(Aim of the exercise): From the listing, collect all lines containing the word "общего".

(Given records):
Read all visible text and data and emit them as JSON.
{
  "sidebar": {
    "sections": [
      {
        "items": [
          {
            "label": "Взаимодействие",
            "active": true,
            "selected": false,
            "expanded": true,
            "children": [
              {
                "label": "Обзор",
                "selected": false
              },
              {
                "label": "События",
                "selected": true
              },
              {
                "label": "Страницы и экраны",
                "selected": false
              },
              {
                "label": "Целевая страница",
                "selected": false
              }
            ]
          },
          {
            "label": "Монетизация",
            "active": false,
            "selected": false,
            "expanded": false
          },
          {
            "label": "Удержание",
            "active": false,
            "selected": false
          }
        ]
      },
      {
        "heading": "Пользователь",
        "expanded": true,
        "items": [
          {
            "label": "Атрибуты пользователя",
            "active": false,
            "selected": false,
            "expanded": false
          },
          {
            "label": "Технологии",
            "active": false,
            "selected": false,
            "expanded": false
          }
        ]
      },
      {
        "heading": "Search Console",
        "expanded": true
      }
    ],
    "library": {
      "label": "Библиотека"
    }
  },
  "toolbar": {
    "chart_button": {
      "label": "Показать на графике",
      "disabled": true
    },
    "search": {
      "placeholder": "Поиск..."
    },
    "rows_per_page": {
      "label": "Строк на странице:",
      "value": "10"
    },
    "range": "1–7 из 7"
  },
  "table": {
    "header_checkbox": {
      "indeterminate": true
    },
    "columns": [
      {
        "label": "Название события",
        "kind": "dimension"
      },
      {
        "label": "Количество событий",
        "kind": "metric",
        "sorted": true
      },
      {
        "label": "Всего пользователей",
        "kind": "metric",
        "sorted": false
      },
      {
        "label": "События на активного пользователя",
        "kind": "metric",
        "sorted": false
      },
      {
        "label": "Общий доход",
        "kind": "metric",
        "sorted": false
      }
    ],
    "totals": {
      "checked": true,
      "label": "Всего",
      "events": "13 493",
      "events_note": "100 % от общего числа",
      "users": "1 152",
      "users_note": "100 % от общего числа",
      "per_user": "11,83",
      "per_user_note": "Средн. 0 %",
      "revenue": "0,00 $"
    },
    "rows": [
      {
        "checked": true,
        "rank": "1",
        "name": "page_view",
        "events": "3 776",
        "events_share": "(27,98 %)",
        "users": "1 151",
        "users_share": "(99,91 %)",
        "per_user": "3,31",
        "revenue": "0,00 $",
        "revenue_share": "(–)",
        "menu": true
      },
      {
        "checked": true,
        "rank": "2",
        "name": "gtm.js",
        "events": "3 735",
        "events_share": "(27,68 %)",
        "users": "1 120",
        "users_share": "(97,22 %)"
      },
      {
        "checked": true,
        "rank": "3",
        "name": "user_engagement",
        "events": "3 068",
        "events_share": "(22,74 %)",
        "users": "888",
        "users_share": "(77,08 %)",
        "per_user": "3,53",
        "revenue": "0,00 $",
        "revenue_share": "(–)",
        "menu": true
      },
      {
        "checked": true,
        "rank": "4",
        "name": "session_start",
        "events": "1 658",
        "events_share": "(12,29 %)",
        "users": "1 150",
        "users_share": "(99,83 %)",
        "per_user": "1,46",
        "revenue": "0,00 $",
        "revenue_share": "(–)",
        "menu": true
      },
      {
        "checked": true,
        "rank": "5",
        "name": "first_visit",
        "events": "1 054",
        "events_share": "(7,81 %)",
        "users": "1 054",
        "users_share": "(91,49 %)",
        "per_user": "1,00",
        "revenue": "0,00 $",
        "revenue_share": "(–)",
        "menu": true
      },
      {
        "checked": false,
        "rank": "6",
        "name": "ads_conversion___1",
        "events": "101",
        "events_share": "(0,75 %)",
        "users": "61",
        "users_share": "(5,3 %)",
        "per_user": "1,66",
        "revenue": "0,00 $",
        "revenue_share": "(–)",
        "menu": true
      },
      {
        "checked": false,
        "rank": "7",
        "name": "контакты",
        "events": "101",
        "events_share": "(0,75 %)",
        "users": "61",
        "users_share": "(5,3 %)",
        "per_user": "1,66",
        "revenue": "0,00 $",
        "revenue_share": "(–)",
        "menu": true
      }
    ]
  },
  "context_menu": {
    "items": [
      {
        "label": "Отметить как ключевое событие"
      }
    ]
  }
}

(Solution for this problem):
      "events_note": "100 % от общего числа",
      "users_note": "100 % от общего числа",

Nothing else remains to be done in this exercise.